Aside from running short on time to make it through high school, I also had another problem to contend with. My new date of birth fell on the same year of my younger brother’s, Buntha, birth date. He was born in 1969. But Buntha was living in Cambodia, and the chance for us to reunite and be together again was remote, anyway. Besides, if we were to reunite and had to sort out our ages, officially, I didn’t think Buntha would mind giving up a couple years of his age to give me a chance to educationally redeem my life. Thus, with a quick fix on my date of birth and an admission to attend the fourth grade, I gained a new lease on my education and my future.
At 21 years old, I was probably the oldest fourth grader in the world. Also, I was probably one of the most ambitious persons to dream about becoming a writer and writing books in the English language, of which I had just begun learning the ABCs. Naively, knowing that I had an opportunity to learn and acquire knowledge, I thought I was going to eventually fulfill my dream. I had never thought about failure; and it somehow didn’t cross my mind. I was so preoccupied with preparing myself to engage in education that I completely forgot about where I was, and how I was going to overcome the obstacles I would encounter.

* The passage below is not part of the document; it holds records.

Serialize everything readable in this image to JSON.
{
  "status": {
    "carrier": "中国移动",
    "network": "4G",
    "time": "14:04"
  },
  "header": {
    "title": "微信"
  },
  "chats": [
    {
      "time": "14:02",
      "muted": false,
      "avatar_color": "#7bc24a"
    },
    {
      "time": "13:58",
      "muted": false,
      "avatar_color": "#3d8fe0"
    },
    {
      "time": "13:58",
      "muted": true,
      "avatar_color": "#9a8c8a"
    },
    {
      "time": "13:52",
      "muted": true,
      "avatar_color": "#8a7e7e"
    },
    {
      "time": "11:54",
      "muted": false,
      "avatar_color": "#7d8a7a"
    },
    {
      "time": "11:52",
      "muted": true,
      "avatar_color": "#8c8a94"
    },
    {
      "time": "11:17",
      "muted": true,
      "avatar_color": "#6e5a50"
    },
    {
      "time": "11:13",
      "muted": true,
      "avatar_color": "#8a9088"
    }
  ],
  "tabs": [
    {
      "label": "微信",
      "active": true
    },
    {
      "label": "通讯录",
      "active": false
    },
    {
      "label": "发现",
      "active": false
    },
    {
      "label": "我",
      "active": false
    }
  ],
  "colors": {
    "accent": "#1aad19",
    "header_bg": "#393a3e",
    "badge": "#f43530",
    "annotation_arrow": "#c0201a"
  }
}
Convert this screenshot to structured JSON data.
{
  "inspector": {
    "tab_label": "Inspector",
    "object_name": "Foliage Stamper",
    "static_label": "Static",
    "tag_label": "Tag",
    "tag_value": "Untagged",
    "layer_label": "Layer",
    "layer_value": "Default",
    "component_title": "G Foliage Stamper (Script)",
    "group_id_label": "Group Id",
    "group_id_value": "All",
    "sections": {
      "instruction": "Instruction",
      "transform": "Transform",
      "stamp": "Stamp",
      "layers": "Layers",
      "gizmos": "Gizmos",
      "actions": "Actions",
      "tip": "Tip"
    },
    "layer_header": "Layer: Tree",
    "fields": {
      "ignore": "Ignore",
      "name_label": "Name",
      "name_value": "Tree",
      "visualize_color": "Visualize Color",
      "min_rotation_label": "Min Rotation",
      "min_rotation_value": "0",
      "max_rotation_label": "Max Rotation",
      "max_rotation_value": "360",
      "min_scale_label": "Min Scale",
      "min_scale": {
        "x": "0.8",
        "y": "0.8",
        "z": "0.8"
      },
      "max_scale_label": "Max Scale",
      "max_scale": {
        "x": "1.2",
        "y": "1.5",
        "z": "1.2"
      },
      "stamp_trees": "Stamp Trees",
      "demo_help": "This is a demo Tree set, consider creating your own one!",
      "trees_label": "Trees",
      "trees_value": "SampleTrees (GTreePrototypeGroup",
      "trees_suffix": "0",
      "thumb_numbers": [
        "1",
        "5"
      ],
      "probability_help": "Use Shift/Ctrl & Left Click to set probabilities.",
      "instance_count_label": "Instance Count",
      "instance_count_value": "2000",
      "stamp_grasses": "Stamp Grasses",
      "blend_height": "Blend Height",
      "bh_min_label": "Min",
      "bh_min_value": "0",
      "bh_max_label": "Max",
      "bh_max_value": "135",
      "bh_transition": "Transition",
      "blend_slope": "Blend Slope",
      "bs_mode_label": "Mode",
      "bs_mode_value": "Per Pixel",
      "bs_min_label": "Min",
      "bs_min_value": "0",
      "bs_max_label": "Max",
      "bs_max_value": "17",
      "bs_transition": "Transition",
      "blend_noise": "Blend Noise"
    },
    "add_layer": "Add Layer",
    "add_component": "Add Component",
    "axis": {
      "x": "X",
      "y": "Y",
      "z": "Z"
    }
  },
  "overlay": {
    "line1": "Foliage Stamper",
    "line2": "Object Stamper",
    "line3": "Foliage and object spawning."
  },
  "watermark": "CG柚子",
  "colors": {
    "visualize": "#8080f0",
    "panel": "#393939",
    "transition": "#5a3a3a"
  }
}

For me, it appeared that ignorance was really bliss.
(To be continued)